TASK GOAL: Among the entries below, find each line with "报销申请单" and show it.
***** DATA SUPPLIED *****
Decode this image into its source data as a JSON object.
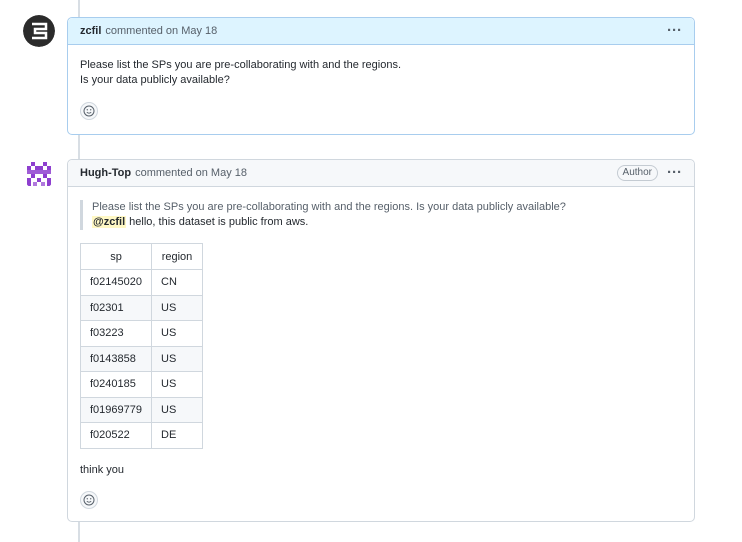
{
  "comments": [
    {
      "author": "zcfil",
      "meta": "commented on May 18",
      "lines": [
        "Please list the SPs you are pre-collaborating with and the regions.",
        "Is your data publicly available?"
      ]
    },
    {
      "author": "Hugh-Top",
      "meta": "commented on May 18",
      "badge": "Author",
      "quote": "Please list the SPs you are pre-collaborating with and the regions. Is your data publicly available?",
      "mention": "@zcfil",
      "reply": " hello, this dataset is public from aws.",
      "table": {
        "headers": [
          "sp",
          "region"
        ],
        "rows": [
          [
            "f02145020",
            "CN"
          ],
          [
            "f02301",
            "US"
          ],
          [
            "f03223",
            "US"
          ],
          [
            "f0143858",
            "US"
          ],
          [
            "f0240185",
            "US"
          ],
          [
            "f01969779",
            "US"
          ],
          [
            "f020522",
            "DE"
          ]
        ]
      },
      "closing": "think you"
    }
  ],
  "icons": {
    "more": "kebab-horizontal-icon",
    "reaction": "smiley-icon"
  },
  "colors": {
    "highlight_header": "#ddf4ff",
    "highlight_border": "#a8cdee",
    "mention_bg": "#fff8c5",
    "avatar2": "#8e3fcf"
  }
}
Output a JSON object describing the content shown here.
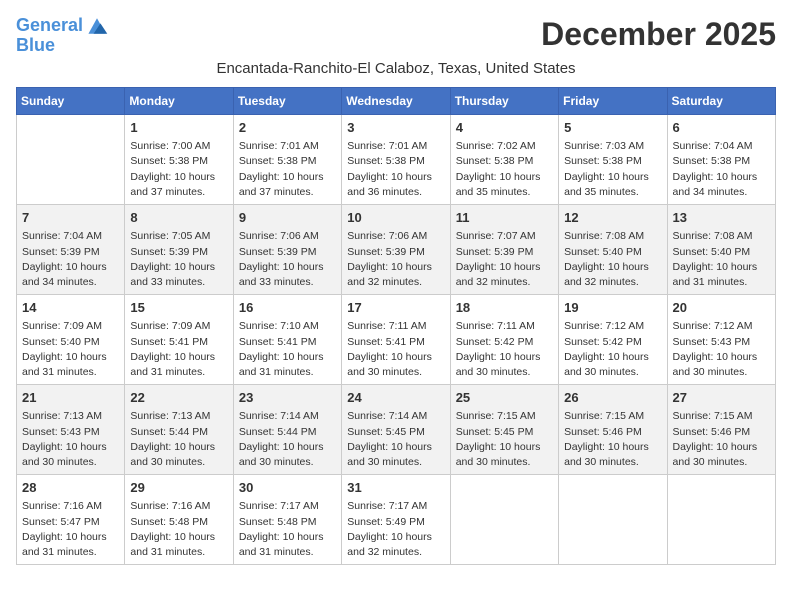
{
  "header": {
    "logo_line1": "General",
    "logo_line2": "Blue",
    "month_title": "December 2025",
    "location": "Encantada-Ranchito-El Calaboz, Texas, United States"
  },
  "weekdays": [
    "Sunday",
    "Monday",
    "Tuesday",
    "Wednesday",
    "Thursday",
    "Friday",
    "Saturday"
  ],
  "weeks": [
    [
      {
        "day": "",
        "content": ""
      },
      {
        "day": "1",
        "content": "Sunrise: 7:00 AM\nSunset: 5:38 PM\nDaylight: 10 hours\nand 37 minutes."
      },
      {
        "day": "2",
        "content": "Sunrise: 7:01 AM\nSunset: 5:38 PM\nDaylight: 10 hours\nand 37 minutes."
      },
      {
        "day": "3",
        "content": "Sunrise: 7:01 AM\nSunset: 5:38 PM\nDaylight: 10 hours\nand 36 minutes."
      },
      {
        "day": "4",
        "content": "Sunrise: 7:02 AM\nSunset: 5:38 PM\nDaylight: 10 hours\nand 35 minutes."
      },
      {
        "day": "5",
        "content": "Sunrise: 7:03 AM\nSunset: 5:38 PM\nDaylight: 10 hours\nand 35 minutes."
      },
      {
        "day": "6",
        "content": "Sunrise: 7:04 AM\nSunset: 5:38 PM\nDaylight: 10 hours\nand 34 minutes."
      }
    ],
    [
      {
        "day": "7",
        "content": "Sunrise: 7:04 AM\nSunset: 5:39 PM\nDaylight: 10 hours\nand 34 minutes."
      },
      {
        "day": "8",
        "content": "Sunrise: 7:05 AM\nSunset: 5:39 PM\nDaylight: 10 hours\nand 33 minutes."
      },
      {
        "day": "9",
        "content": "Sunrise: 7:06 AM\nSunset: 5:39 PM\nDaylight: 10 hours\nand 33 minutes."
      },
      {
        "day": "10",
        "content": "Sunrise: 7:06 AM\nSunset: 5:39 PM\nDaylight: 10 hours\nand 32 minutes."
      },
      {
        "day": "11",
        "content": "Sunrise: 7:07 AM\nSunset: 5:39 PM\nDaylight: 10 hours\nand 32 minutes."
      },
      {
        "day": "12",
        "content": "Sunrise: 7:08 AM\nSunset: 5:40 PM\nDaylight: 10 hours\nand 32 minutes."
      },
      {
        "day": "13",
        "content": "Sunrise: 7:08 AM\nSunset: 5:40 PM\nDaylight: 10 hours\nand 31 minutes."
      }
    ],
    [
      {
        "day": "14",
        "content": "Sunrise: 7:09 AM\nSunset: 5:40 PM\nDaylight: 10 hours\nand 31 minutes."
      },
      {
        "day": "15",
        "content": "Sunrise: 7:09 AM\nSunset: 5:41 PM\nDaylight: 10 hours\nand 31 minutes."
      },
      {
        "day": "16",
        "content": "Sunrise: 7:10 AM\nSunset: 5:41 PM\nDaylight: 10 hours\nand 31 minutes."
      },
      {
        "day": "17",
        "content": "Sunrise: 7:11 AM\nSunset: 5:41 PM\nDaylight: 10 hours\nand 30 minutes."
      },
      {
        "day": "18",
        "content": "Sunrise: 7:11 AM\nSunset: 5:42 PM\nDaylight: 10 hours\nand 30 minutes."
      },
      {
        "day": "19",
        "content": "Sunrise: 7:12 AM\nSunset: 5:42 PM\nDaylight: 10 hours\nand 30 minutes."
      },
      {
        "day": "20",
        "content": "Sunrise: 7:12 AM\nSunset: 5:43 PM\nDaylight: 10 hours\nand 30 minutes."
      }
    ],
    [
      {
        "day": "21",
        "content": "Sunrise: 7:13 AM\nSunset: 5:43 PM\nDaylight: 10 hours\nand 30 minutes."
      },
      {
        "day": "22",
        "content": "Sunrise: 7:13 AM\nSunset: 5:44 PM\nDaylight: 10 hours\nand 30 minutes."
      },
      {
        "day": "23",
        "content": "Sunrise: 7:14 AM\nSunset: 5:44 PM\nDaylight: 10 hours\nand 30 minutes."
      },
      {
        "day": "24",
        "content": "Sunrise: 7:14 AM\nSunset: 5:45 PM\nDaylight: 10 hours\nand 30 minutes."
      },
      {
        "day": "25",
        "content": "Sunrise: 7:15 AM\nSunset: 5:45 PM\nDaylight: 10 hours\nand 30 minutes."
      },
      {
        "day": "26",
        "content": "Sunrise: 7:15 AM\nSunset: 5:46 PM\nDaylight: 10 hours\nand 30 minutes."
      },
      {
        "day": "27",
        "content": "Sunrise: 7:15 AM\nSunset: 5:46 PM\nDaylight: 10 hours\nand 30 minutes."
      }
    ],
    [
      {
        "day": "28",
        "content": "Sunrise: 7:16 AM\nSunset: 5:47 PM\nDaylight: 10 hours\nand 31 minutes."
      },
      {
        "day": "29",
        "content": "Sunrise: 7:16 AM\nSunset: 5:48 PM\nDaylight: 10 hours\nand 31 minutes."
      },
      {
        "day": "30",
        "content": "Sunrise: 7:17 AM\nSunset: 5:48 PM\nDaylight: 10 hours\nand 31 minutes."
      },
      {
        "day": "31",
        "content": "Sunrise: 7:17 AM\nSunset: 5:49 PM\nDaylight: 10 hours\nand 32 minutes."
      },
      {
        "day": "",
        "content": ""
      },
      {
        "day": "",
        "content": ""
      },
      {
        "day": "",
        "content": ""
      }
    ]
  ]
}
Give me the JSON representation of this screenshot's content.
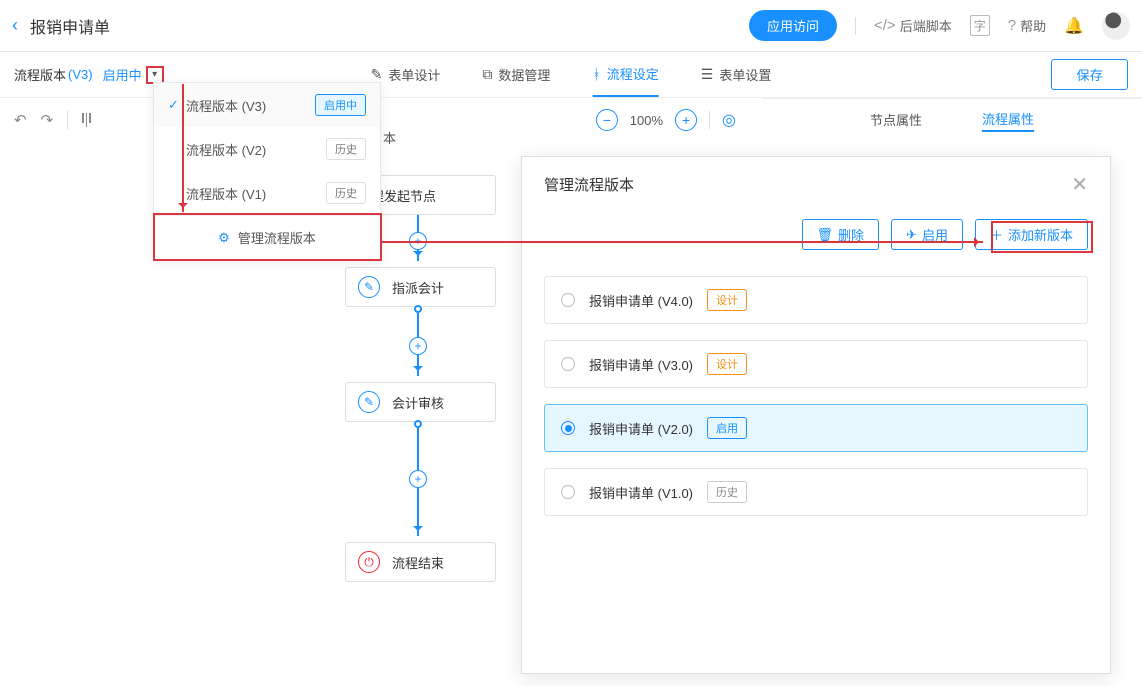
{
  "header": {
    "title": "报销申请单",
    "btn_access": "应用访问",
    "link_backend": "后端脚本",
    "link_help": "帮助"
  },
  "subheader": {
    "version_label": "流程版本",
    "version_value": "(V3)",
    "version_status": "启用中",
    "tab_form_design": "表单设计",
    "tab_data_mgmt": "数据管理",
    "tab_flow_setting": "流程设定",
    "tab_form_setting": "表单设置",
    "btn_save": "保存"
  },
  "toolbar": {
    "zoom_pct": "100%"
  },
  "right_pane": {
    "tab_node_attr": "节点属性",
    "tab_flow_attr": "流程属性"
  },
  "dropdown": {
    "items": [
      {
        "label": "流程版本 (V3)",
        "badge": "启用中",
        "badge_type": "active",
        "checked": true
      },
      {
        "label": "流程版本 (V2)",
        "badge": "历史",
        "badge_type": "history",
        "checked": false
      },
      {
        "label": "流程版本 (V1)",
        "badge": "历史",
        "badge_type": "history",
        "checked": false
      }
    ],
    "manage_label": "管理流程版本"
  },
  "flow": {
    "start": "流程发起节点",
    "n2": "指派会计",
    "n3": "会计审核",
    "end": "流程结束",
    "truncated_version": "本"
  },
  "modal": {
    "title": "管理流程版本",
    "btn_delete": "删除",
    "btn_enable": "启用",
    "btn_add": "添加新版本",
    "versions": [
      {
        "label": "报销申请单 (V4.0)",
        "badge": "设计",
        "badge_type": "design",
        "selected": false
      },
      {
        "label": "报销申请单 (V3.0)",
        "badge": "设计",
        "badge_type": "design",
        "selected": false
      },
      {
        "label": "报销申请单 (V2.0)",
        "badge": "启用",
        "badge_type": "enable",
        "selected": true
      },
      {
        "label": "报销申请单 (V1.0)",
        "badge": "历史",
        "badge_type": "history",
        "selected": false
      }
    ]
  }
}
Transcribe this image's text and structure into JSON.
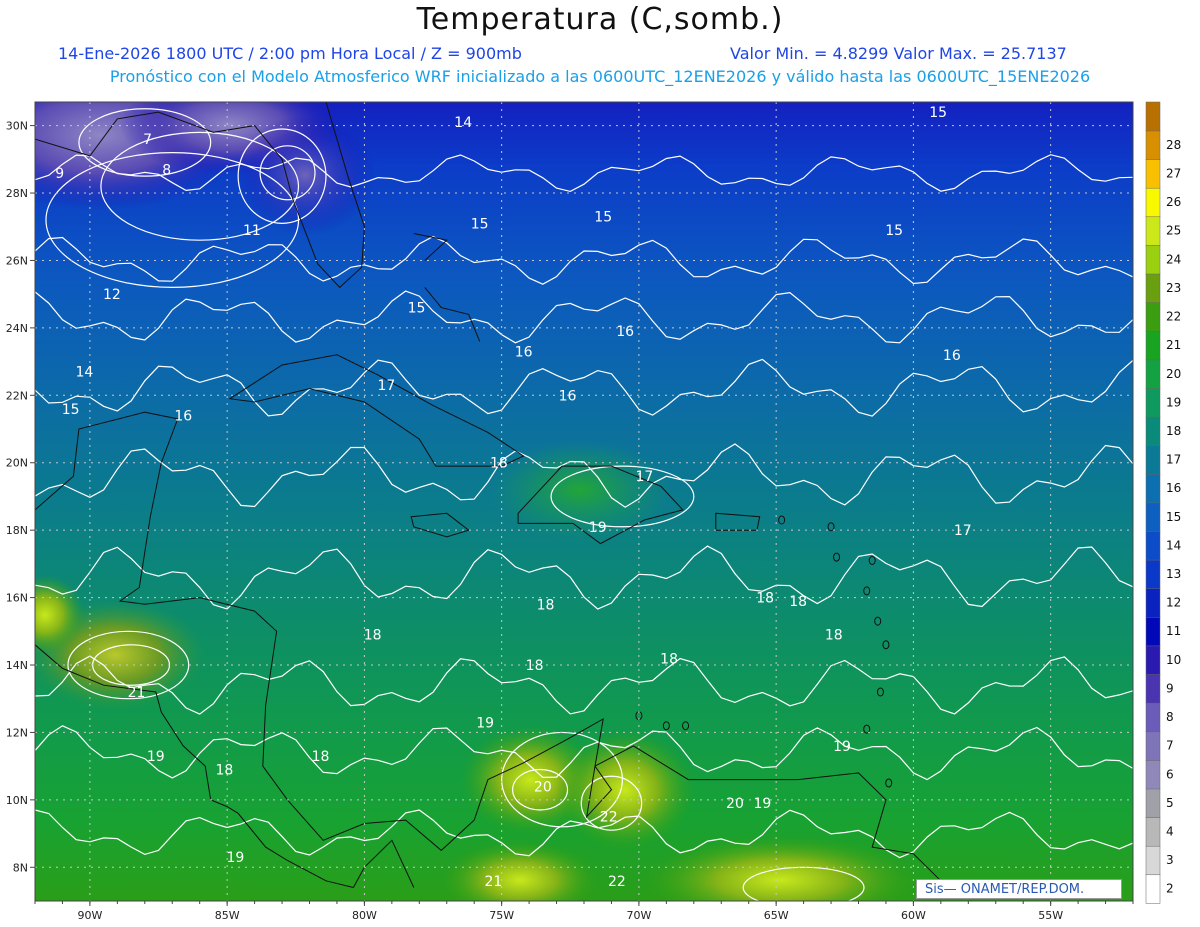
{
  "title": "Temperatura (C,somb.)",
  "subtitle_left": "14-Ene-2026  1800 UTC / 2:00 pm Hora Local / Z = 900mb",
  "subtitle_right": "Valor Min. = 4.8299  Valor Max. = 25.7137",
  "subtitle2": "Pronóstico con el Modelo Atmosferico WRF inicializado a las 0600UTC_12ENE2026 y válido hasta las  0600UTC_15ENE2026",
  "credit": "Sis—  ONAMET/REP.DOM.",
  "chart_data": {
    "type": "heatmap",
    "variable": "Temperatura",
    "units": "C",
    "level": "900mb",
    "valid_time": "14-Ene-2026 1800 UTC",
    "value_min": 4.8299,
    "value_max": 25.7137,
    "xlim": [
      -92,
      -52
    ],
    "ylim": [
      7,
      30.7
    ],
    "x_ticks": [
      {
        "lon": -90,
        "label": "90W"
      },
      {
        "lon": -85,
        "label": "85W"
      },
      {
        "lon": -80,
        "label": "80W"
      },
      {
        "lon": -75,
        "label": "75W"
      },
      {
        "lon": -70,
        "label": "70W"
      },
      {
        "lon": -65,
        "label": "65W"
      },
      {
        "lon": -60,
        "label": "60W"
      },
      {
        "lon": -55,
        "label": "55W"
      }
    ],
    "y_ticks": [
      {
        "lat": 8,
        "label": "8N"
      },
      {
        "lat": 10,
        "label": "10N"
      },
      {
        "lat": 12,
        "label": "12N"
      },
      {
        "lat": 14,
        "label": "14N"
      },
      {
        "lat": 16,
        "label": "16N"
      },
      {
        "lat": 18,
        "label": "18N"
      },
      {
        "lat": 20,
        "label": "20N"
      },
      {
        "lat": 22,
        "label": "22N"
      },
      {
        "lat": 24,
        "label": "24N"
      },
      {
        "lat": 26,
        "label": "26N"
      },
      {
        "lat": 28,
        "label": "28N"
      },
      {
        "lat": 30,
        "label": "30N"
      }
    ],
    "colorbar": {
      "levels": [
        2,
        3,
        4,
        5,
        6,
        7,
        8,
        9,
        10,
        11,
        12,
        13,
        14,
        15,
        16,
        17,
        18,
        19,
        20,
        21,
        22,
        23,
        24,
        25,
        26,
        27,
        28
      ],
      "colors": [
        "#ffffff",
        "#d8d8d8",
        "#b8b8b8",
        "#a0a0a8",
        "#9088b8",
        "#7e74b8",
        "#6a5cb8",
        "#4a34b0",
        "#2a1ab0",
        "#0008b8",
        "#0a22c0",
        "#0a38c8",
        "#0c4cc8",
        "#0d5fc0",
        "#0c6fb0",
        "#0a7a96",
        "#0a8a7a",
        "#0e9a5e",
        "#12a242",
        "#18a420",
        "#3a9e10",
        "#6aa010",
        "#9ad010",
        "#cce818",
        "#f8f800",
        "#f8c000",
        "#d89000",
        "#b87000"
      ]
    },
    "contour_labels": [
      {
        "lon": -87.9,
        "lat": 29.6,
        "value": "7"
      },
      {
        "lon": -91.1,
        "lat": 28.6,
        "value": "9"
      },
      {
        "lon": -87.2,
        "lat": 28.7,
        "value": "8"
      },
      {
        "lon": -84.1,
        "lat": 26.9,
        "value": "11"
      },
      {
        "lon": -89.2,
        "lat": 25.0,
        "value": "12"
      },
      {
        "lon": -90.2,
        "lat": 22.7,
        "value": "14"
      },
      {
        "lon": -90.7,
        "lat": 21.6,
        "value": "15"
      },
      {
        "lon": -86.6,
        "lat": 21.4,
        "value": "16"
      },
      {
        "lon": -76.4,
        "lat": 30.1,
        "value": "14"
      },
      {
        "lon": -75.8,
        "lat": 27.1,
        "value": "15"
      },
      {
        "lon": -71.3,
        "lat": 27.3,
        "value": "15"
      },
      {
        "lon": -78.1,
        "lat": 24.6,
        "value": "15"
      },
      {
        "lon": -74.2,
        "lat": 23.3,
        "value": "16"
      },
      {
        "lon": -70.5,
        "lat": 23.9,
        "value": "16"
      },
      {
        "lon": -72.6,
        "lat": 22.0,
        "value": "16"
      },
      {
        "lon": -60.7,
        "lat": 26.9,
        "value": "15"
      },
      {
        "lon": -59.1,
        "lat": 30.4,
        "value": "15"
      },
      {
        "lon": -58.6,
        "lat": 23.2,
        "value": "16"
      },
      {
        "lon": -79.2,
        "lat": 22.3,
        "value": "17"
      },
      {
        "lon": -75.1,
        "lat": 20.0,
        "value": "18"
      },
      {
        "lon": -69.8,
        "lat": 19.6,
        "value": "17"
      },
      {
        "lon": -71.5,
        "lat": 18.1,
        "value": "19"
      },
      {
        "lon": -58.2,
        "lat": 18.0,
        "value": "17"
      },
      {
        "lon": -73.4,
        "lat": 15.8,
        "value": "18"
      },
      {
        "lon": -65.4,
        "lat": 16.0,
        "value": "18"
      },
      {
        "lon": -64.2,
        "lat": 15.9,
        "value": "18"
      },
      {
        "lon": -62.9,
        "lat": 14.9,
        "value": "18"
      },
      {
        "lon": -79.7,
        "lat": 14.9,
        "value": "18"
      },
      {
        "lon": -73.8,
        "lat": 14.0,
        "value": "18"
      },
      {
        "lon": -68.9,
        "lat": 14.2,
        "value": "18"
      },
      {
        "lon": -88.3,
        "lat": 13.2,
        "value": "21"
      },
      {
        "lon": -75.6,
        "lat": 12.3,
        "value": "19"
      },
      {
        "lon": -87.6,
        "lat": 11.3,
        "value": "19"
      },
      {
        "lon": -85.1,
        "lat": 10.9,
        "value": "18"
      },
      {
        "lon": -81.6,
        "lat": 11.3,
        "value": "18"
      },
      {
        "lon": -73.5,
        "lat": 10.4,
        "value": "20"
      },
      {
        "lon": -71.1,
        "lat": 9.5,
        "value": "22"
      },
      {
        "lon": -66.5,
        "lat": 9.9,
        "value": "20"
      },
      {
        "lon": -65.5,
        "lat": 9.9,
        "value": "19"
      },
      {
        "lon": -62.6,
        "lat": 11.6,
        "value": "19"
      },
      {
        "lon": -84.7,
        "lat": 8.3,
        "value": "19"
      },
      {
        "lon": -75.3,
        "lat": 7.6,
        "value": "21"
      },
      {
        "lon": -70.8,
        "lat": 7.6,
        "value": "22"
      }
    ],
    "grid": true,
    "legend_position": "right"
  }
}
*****
EXERCISE RESPONSE:
    "title": "报销申请单",
        "label": "报销申请单 (V4.0)",
        "label": "报销申请单 (V3.0)",
        "label": "报销申请单 (V2.0)",
        "label": "报销申请单 (V1.0)",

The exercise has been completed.